Domestic Violence and Relationships
In order for something to qualify as an act of domestic violence, there must be an intimate relationship between the offender and the victim.
Examples include the following:
- Person related by blood or marriage
- Spouse or former spouse
- Dating partner or former dating partner
- Parent of the offender’s children
- Foster parents
- Foster children
- Members of the same household
A skilled Texas criminal attorney will be able to explain how charges apply in your situation.
Types of Texas Domestic Violence
Domestic violence crimes in Texas are categorized in three ways:
- Physical contact that another person perceives as offensive or provocative
- Threats to cause bodily harm
- Use of force that results in bodily injury
Note that injury does not need to occur for a charge to apply. For example, if you poke, push, shove, or even merely invade another person’s space during an argument, the person may be able to file charges of domestic violence against you. Even if you did not mean the behavior to be offensive, the alleged victim can still file charges if they perceived the behavior as offensive.
Acts of domestic violence must be carried out intentionally, knowingly, or recklessly for charges to apply. A reckless act is unintentional but results in injury. An example of recklessness is pushing your child out of your way, but the child falls and breaks her arm.
How Texas Defines Aggravated Domestic Violence Charges
If serious bodily injury occurs in an act of domestic violence, aggravated assault charges may apply. Serious bodily injury includes the following examples:
- Broken bones
- Significant head injuries, such as a concussion
- Permanent disfigurement
- Loss of a limb
- Any injury requiring surgery or hospitalization
If a deadly weapon was used in the commission of the act of domestic violence, aggravated charges will apply. Deadly weapons include knives, brass knuckles, and firearms, but they can also refer to items like baseball bats, chairs, or ropes, depending on the circumstances.
Penalties for Domestic Violence
The penalties for a domestic violence conviction depend on the relationship of the offender and the victim. For example, higher penalties may be given for the same act committed against a spouse as compared to a roommate. If the act included choking, strangulation, or suffocation, stiffer penalties will apply. You can also expect higher penalties if you have a previous conviction for domestic violence.
Here are the penalties broken down by charge:
Class A misdemeanor
Up to one year in jail, up to $4,000 in fines, or both
Third degree felony
Between two and 10 years in prison and up to $10,000 in fines
Applies to offenders with two domestic assault acts within 12 months in any relationship
Second degree felony
Between two and 20 years in prison and up to $10,000 in fines
Applies to cases of serious bodily injury
First degree felony
Between five and 99 years in prison and up to $10,000 in fines
Applies to cases where a deadly weapon was used and serious bodily injury occurred
Texans Need to Get Legal Help

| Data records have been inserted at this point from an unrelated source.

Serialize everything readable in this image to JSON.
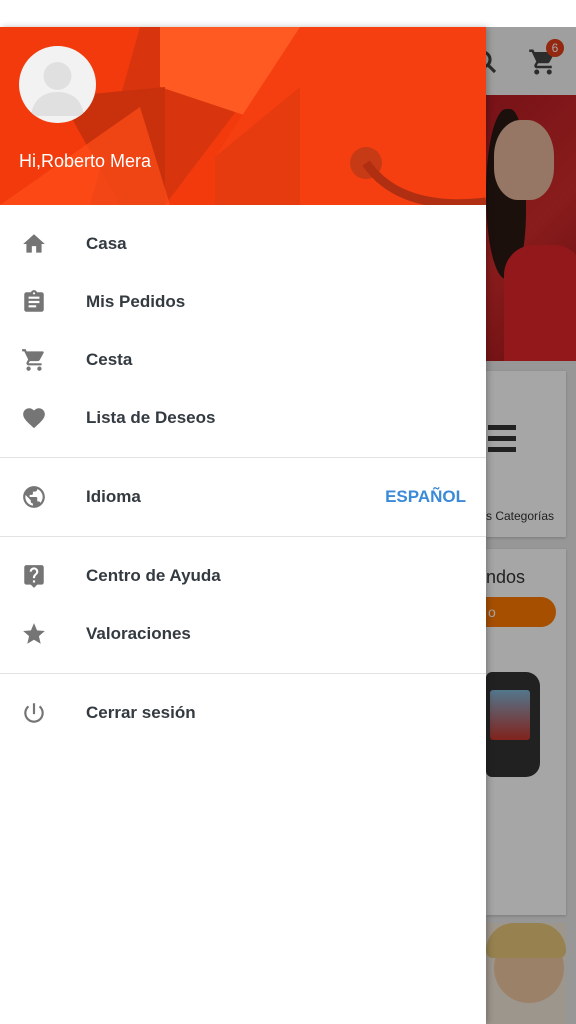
{
  "background_app": {
    "cart_badge": "6",
    "categories_label": "s Categorías",
    "card_title_fragment": "ndos",
    "button_fragment": "o"
  },
  "drawer": {
    "greeting": "Hi,Roberto Mera",
    "sections": [
      [
        {
          "label": "Casa",
          "icon": "home-icon"
        },
        {
          "label": "Mis Pedidos",
          "icon": "clipboard-icon"
        },
        {
          "label": "Cesta",
          "icon": "cart-icon"
        },
        {
          "label": "Lista de Deseos",
          "icon": "heart-icon"
        }
      ],
      [
        {
          "label": "Idioma",
          "icon": "globe-icon",
          "value": "ESPAÑOL"
        }
      ],
      [
        {
          "label": "Centro de Ayuda",
          "icon": "help-icon"
        },
        {
          "label": "Valoraciones",
          "icon": "star-icon"
        }
      ],
      [
        {
          "label": "Cerrar sesión",
          "icon": "power-icon"
        }
      ]
    ]
  },
  "colors": {
    "header": "#f04a13",
    "menu_text": "#333a40",
    "icon": "#757575",
    "language_value": "#3b8ad8"
  }
}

To fight your charges with the strongest possible defense, you need to reach out to an experienced Texas criminal defense attorney. We will help you build a solid defense to protect your rights. Call for a free consultation today.

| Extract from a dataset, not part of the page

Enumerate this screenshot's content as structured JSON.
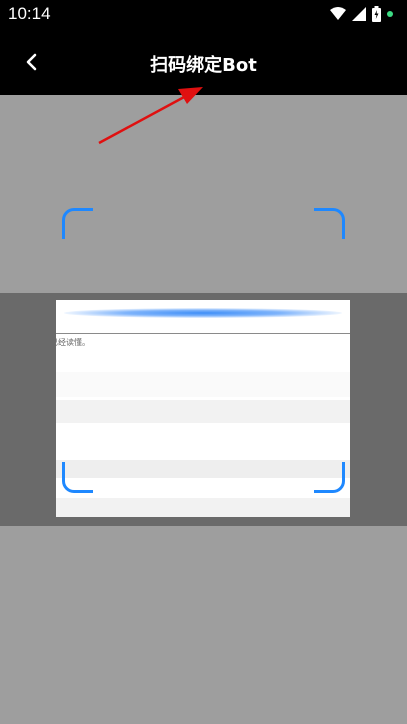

About the Author:
The strength of Brian S. Eppes as a lawyer is in his unique and varied background. Like many other private attorneys, at one point he worked as a prosecutor. However, he also served in George W. Bush’s White House, has helped Texas legislators to write laws, and spent time at a tax and estate planning firm. These experiences have enabled him to look at cases in a different way than his peers and find creative solutions that benefit his clients.